His incidents were well-documented over the years. He hurled a weight at former coach Brad Childress during an argument. He reportedly engaged in a heated argument with Frazier last season. He asked for a trade last offseason and then pretended it didn’t happen 24 hours later. And he essentially disappeared as his teammates fought for a playoff berth the final month last season.
“I don’t really know the depth of the situation,” Peterson said. “Obviously, we wanted him here, and he felt some other type of way. So he’s somewhere where he’s happy and he’s able to play the game he loves. This is a business and it happens.”
Some theorized that Harvin’s frustration stemmed from his lack of faith in quarterback Christian Ponder.
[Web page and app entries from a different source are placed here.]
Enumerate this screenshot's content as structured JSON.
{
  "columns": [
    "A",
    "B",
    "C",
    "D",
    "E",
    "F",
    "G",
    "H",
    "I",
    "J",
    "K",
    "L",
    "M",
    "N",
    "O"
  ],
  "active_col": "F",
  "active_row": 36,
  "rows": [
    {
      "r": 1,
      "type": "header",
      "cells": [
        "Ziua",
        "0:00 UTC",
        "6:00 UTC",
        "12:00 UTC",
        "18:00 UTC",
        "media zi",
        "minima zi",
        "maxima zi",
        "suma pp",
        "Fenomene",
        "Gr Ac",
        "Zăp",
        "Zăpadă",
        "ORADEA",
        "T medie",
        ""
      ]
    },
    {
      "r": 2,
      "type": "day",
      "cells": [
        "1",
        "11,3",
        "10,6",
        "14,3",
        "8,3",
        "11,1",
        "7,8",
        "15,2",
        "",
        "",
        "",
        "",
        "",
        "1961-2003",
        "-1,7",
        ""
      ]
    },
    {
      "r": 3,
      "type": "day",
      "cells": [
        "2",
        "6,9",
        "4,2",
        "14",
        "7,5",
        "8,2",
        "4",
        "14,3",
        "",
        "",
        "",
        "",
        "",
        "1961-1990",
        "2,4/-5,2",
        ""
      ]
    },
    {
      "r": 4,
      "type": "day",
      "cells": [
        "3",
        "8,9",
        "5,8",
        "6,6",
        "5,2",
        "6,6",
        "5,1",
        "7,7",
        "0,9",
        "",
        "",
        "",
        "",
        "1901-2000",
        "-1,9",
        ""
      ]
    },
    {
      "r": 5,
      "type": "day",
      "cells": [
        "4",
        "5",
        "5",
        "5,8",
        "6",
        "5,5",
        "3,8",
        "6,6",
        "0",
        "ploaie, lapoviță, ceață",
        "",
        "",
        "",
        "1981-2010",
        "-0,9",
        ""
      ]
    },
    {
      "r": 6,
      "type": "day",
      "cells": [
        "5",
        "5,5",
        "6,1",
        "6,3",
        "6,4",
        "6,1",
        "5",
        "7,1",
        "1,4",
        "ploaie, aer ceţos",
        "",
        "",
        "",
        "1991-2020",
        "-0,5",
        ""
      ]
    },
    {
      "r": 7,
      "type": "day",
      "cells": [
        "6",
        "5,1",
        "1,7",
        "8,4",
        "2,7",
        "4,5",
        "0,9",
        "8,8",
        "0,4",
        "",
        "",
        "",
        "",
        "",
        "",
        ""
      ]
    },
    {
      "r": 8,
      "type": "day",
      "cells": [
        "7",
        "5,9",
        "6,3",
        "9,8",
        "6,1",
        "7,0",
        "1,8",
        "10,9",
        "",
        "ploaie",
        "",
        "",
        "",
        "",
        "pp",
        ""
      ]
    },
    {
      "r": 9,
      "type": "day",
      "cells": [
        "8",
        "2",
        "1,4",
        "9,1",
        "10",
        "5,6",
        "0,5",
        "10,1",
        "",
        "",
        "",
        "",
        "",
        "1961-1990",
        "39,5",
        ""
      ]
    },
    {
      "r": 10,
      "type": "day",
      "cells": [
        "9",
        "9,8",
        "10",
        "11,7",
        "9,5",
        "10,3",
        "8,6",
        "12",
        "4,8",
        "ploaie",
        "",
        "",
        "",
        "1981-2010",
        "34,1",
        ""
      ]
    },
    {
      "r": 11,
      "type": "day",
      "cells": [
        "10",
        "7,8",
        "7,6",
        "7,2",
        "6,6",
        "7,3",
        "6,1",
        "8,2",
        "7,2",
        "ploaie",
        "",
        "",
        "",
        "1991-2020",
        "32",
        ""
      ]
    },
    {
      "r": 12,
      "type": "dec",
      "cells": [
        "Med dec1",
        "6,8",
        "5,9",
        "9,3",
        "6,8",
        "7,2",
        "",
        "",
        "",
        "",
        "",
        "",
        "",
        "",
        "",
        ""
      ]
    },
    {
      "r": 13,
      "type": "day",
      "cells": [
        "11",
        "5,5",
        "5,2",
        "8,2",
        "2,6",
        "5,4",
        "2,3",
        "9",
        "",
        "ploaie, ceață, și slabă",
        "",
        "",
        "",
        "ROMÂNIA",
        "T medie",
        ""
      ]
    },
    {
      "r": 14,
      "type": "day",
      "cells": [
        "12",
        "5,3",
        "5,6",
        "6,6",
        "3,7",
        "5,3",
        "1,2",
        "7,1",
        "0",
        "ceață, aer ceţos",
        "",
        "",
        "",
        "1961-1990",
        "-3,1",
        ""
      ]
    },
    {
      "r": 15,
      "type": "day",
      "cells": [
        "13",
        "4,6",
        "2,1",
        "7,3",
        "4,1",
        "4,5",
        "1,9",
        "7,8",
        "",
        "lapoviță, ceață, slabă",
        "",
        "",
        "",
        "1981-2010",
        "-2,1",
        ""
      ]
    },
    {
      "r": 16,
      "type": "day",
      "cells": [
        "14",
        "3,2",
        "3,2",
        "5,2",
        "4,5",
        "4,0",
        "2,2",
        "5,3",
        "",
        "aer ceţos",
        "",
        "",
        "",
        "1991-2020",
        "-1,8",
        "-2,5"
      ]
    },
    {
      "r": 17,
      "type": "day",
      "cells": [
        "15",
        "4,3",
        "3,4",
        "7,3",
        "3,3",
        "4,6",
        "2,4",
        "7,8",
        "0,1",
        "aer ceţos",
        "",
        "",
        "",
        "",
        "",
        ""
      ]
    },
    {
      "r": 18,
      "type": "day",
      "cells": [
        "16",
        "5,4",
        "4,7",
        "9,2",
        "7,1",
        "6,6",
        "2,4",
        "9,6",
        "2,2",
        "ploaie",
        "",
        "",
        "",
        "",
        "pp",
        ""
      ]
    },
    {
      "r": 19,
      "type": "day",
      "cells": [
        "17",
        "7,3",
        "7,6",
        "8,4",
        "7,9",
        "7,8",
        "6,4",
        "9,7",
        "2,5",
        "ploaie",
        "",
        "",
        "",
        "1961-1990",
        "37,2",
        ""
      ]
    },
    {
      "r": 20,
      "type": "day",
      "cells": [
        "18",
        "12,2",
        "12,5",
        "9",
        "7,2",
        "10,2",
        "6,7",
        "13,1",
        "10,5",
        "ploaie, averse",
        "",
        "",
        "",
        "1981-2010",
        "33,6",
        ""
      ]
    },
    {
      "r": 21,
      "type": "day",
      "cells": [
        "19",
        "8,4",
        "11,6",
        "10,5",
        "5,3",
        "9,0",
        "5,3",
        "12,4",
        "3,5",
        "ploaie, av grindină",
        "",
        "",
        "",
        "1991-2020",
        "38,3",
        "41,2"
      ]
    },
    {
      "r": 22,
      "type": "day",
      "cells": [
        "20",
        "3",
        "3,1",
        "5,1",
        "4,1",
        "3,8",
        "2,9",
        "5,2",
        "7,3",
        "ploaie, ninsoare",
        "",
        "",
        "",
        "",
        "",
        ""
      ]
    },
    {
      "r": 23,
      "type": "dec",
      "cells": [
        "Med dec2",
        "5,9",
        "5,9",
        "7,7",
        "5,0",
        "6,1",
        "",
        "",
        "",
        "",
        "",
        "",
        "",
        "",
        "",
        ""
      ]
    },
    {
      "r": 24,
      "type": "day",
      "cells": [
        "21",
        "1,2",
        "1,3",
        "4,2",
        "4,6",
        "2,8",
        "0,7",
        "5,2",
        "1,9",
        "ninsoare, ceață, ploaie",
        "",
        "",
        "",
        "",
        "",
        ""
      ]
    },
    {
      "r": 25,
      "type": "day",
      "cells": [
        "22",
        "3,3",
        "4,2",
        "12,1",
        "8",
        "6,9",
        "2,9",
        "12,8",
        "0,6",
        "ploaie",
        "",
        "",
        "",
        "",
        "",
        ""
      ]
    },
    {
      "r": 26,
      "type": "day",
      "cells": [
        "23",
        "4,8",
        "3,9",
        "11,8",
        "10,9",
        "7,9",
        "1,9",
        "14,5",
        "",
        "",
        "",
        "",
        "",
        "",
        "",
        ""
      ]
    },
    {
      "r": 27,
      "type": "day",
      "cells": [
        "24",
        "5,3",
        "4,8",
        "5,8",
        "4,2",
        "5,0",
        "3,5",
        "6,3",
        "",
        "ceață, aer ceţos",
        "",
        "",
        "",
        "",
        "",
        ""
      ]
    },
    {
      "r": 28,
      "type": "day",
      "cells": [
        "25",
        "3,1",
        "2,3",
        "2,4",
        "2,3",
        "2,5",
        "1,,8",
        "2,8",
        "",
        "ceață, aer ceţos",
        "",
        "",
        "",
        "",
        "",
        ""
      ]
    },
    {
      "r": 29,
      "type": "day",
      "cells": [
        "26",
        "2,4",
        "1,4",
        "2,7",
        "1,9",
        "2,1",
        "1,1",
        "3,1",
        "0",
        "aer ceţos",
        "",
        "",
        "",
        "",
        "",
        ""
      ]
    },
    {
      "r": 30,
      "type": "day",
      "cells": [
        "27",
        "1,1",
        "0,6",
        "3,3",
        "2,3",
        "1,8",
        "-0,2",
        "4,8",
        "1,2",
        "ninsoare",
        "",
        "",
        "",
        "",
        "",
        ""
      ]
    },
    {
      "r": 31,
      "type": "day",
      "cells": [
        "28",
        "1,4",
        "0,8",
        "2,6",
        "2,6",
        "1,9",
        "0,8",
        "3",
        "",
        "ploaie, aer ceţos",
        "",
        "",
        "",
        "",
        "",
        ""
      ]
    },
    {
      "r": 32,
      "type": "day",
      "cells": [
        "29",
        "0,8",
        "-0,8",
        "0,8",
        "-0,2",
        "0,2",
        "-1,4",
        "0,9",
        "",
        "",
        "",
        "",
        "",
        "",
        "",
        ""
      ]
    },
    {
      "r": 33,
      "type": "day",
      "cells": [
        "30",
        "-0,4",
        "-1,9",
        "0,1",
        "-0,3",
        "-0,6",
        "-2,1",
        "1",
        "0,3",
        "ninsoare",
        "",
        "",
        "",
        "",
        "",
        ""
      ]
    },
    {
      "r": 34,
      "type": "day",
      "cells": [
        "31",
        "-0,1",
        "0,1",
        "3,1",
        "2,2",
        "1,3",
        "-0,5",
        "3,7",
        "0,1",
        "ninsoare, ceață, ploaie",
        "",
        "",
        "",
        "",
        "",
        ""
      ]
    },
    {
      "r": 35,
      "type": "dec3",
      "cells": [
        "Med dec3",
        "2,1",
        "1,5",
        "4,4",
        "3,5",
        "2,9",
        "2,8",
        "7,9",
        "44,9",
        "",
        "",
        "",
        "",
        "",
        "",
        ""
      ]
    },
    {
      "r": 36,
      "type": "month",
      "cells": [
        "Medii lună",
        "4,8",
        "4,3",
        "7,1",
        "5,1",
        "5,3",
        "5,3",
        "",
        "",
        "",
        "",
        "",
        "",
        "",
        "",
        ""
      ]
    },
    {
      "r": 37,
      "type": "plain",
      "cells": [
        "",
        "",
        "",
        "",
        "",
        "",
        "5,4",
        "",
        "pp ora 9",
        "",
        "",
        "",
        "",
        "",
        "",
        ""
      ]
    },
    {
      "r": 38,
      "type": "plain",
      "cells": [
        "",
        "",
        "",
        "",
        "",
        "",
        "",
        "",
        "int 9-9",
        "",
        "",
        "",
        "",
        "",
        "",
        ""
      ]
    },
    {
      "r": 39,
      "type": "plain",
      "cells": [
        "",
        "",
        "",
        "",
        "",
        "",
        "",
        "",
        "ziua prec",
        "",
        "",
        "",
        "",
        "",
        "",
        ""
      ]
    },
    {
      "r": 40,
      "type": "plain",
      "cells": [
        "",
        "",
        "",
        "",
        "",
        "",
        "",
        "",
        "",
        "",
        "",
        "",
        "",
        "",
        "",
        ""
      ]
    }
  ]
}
That speculation gained steam during Harvin’s introductory news conference in Seattle when he praised former Vikings quarterback Brett Favre and expressed eagerness to play with Seahawks quarterback Russell Wilson but made no mention of Ponder.
Harvin attempted to squash those rumors during an appearance on Jim Rome’s national radio show, saying, “Me and Christian had a great time together. I respect him a whole heck of a lot.”
Asked about their relationship this week, Ponder referenced Harvin’s comments and said, “I don’t think there’s really much of a story there.”
Harvin’s nonstop drama, combined with a style of play that invites physical punishment, left the organization in a difficult spot as his contract neared its expiration. The Vikings either had to swallow hard and give him a massive new deal, or unload one of the game’s most dynamic playmakers.
In March, Frazier lamented that someday he will write a book to explain “all the layers” of that complicated relationship. Frazier, who sent Harvin a text after the trade, said this week that Harvin “left on good terms.”
Both sides attempted to downplay the personal significance of this first meeting.
“I’ve still got a lot of friends over there,” Harvin told Seattle reporters on Friday. “I text them and talk to them a lot. But this is solely about the Seattle Seahawks, me being able to be out there and play again and get ready for this playoff run. It has nothing to do with the Vikings.”
Seattle coach Pete Carroll said the organization investigated Harvin’s issues before deciding to give up its 2013 first-round pick (No. 25 overall, which the Vikings used to select cornerback Xavier Rhodes), a seventh-round pick in ’13 and a third-round pick in 2014.
The team also signed Harvin to a reported six-year contract worth $67 million contract ($25.5 million guaranteed).
“We talked about everything in an investigative manner just to try and get his take on what’s happened,” Carroll said. “We inquired wherever we could with the players that knew what was going on [and] former coaches. We did all of our homework in great depth.”
The Seahawks encountered their first speed bump when Harvin showed up at training camp with a hip injury that required surgery. But the delayed start hasn’t hindered the Seahawks (9-1 in his absence) or diminished the organization’s excitement over Harvin’s potential impact.
“He’s extraordinarily competitive,” Carroll said. “We couldn’t ask for an attribute that we champion more here in our program. He fits right in here.”
Will that last? It seems unlikely given Harvin’s track record. But the Vikings certainly know what to expect when Harvin steps on the field.
“He’s always fired up to play,” Frazier said.